How The Sad Puppies Won — By Losing

Aug 26, 2015

"We smacked the Sad Puppies with a rolled-up newspaper," said a woman on the shuttle bus between hotels at WorldCon in Spokane, Wash., on Sunday night. "It's the only way to teach them."

The late Terry Pratchett wrote more than 40 books about the Discworld, a magical flat land borne through space on the backs of four elephants and a giant cosmic turtle. The Discworld is full of memorable characters: Werewolf constables, cunning rulers, snooty vampires, con men, trolls and dwarves and mystery-sausage sellers. But the most memorable of all are the witches — not green-skinned and cackling, but tough, practical women who use "headology" rather than spellcasting, and whose mission is to help people "when life is on the edge."

Diagnosed with terminal leukemia in 2010, Clive James has made of death a different kind of inspiration than the perennial dark muse it is for most writers. Rather than dwell on his stance squarely in the crosshairs of oblivion, James, the Australian-born writer who is one of the U.K.'s most eminent and famous literary personalities, has doubled down on his writing practice, or perhaps simply kept up his prolific pace.

About 16 years ago, I lost my hungry heart to a flour tortilla. I was in the small town of Las Vegas, N.M., at Charlie's Spic & Span Café, when a server placed a basket on the table. Inside was a stack of thick, charmingly floppy tortillas, dotted with browned bubbles and closer in thickness to pancakes than the wan, flaccid discs I was used to at the supermarket. My Brooklyn-by-way-of-Michigan palate was infatuated: What magic was this? How could I not have known that tortillas like these existed?

Copyright 2015 Michigan Radio.
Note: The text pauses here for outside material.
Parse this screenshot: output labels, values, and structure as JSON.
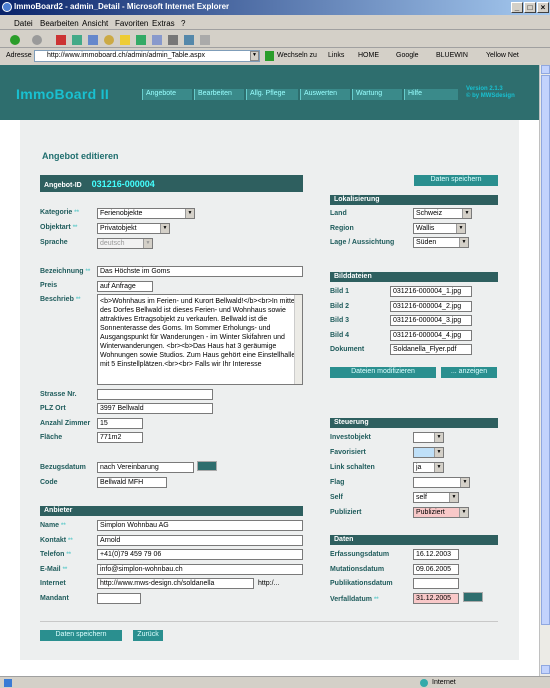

To see more, visit http://michiganradio.org/.

Transcript

STEVE INSKEEP, HOST:

And I'm Steve Inskeep with the story of an English teacher hoping to find a way to make sure that a love for literature takes root. Here's Rebecca Kruth of Michigan Radio.

Pages